** Work item **
Using the listing that follows, filter out every line lacking the string "underline" and return the rest.

(Extracted records begins)

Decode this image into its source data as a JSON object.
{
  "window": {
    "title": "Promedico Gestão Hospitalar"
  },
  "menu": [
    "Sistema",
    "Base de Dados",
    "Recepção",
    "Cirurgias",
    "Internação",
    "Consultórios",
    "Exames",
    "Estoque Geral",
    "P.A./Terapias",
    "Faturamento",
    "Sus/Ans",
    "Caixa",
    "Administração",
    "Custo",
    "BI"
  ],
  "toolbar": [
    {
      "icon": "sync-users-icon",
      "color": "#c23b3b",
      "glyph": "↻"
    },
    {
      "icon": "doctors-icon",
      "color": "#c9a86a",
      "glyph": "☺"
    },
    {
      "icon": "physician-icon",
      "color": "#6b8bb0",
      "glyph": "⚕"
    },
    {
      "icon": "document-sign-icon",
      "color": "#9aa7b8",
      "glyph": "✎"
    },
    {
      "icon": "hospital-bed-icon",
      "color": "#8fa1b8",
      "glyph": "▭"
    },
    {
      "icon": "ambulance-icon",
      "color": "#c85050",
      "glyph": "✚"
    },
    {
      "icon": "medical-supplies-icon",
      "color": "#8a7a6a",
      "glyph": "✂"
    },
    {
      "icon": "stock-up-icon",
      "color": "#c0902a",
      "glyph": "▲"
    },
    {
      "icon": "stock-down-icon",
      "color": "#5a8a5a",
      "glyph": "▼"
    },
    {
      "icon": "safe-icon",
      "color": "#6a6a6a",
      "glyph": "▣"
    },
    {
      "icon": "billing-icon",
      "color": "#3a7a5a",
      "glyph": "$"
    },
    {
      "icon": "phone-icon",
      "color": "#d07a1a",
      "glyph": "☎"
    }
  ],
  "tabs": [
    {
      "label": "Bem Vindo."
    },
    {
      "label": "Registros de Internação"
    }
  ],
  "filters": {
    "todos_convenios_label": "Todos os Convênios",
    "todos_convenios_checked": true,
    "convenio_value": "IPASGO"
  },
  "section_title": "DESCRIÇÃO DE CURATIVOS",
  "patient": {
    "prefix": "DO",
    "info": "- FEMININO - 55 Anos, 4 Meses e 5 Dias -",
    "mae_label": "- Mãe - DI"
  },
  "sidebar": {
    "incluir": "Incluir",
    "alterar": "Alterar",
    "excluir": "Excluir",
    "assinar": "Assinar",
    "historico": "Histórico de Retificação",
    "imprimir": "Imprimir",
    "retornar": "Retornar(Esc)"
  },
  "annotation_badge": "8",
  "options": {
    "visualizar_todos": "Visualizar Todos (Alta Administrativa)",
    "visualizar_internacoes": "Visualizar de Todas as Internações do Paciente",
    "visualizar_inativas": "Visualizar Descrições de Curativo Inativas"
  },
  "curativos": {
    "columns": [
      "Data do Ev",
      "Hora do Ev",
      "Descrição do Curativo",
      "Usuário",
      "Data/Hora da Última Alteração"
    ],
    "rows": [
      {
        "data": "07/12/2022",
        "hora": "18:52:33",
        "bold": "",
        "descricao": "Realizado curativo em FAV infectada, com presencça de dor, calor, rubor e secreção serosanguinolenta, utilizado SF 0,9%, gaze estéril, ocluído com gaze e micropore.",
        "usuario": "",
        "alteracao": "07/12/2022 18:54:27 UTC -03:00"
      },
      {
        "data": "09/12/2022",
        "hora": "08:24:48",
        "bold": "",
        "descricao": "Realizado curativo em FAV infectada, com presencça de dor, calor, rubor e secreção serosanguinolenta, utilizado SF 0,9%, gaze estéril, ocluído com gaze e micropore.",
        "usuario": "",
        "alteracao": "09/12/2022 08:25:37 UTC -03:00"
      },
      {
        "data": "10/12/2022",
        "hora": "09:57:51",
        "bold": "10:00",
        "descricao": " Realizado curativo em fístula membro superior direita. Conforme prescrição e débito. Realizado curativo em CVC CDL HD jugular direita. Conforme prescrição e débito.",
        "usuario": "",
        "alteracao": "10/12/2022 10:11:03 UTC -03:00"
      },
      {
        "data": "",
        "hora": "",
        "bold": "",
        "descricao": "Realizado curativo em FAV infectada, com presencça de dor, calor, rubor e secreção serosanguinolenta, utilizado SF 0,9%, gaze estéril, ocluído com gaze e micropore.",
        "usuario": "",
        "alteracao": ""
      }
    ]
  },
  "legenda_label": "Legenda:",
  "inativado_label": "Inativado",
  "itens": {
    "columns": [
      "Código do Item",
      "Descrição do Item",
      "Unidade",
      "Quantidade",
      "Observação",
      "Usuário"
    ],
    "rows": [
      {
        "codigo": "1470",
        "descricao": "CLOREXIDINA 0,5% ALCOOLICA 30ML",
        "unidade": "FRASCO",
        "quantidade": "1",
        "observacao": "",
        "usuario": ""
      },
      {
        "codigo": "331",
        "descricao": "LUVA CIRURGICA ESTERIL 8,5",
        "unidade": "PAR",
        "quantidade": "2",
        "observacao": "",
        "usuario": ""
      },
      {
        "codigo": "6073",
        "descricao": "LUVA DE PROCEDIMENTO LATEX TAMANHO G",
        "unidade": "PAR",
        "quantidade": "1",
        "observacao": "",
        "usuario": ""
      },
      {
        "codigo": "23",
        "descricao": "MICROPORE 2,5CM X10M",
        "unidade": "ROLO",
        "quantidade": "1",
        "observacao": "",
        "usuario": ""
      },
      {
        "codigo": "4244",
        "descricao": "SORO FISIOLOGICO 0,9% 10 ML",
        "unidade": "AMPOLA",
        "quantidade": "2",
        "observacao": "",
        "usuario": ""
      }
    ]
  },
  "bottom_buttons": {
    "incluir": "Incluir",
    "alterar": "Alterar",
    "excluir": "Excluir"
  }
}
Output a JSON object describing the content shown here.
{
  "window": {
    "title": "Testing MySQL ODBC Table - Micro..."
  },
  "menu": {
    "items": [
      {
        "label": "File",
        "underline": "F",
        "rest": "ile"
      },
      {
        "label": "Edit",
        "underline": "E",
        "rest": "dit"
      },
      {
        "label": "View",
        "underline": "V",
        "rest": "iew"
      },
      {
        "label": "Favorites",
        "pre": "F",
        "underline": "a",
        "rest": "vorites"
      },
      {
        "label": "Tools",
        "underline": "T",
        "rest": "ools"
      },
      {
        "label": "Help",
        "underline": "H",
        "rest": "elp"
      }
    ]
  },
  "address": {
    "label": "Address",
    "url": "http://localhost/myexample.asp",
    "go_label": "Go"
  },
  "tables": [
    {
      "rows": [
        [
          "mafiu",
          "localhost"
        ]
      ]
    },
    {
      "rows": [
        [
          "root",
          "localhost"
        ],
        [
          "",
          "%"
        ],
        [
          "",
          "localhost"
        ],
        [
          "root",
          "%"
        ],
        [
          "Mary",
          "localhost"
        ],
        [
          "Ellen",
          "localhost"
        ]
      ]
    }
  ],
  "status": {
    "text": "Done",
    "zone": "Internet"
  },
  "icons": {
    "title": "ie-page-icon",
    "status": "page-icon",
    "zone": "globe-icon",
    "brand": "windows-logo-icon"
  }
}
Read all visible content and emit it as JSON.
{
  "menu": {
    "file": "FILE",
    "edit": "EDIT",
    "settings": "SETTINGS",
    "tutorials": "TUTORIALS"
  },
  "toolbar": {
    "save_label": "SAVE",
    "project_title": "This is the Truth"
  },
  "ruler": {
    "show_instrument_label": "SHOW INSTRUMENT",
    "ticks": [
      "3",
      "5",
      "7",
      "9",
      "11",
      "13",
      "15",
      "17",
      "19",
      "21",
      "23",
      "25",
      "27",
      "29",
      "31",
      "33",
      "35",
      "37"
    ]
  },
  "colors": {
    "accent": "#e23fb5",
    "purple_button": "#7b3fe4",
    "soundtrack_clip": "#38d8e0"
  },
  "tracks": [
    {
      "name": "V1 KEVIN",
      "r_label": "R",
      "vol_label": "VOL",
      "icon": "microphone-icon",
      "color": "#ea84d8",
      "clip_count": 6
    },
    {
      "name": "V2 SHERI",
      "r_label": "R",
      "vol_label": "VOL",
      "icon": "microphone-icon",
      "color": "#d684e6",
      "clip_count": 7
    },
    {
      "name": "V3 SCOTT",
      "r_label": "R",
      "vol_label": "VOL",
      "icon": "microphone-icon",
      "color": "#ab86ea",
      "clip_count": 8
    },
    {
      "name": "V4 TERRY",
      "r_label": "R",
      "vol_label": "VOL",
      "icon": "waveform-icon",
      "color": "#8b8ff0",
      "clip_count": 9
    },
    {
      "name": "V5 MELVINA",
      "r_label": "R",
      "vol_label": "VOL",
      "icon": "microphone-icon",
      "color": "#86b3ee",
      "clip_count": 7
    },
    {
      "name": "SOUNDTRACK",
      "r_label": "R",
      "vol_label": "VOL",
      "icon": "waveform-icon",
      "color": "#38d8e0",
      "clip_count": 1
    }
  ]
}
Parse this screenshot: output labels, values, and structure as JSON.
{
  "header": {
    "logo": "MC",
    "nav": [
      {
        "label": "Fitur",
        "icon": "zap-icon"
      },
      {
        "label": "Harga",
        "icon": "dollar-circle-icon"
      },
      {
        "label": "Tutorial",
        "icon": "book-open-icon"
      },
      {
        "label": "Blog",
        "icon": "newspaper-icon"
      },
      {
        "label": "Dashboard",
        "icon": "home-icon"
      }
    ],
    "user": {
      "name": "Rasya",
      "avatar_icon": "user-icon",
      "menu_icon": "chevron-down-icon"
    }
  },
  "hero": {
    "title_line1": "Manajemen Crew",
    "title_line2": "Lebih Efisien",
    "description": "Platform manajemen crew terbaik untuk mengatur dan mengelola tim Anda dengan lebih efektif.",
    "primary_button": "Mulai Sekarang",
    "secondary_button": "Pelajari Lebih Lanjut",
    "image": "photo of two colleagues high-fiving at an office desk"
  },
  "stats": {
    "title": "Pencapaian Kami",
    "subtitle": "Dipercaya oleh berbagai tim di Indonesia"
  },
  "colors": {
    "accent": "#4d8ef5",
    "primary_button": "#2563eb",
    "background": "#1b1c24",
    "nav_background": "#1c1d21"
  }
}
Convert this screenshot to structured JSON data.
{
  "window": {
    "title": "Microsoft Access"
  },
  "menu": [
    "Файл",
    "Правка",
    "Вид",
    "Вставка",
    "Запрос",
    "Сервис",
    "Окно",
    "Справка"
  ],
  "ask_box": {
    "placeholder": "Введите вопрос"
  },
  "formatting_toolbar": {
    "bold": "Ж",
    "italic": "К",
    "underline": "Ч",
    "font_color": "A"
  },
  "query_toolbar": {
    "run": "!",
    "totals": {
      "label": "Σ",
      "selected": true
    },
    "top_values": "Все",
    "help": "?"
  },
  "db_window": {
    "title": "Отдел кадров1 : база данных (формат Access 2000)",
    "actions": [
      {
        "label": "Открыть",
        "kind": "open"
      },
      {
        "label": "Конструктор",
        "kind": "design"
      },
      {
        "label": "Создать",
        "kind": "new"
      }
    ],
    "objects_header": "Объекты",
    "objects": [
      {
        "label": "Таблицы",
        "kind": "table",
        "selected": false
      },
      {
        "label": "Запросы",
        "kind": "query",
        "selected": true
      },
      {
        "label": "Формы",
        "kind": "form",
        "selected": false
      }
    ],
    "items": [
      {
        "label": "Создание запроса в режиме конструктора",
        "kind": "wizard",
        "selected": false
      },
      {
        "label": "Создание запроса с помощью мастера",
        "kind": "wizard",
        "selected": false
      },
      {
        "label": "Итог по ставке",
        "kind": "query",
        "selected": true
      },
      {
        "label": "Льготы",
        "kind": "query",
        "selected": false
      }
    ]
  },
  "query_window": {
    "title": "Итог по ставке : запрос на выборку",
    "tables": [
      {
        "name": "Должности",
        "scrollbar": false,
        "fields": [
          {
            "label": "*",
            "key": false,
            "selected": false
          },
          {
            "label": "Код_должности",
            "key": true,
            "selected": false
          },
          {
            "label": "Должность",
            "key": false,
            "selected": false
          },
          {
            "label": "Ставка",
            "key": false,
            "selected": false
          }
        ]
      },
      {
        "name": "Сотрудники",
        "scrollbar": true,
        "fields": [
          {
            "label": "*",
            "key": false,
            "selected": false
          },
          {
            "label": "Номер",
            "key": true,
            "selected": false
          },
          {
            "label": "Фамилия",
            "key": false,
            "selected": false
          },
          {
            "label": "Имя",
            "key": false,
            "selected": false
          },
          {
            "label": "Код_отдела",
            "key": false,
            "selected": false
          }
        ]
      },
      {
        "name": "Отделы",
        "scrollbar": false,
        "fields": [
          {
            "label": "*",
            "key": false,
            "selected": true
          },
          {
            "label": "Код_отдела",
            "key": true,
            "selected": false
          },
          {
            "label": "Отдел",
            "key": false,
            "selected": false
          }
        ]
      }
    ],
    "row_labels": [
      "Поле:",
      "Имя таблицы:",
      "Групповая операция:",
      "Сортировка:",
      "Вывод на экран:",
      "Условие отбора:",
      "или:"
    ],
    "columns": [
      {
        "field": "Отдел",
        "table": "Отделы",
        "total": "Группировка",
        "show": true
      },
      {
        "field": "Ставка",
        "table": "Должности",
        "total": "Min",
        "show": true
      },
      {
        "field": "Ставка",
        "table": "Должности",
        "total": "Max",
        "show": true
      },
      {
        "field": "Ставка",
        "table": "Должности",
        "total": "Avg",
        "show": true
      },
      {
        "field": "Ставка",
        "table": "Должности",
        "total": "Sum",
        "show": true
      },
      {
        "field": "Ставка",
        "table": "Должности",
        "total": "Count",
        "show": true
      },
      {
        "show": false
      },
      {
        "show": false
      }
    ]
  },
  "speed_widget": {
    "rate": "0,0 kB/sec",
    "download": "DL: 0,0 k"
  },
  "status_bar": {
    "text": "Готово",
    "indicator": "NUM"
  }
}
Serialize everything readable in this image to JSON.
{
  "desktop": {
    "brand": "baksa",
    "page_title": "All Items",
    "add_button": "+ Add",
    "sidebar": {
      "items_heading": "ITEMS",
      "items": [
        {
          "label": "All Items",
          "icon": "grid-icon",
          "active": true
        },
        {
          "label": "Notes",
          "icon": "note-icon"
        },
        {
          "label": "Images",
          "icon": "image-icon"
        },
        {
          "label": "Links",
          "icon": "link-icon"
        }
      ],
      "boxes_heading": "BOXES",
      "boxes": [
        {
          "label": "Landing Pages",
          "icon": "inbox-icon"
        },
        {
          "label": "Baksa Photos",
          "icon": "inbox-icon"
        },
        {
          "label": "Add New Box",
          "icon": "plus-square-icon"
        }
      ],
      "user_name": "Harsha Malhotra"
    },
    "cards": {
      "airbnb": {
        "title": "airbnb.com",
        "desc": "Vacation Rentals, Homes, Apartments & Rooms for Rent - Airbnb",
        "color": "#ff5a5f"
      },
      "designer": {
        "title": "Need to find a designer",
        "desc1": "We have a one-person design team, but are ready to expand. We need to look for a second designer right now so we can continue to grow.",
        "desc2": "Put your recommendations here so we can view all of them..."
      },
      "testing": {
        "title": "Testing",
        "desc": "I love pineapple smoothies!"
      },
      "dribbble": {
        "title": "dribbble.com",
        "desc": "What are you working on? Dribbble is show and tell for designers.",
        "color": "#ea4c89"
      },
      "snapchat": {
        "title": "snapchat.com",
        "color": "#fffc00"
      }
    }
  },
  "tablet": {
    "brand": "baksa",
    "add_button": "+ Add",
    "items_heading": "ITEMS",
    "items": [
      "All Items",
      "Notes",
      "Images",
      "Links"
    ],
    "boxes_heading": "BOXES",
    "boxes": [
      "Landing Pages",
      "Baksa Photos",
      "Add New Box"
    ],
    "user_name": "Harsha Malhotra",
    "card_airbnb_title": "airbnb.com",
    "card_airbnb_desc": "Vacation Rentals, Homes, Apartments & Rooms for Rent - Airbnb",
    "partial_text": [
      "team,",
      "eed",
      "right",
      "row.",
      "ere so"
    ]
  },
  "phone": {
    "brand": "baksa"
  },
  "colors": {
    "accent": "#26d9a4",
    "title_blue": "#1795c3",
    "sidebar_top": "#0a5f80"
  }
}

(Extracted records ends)

** Completed exercise **
        "underline": "F",
        "underline": "E",
        "underline": "V",
        "underline": "a",
        "underline": "T",
        "underline": "H",
    "underline": "Ч",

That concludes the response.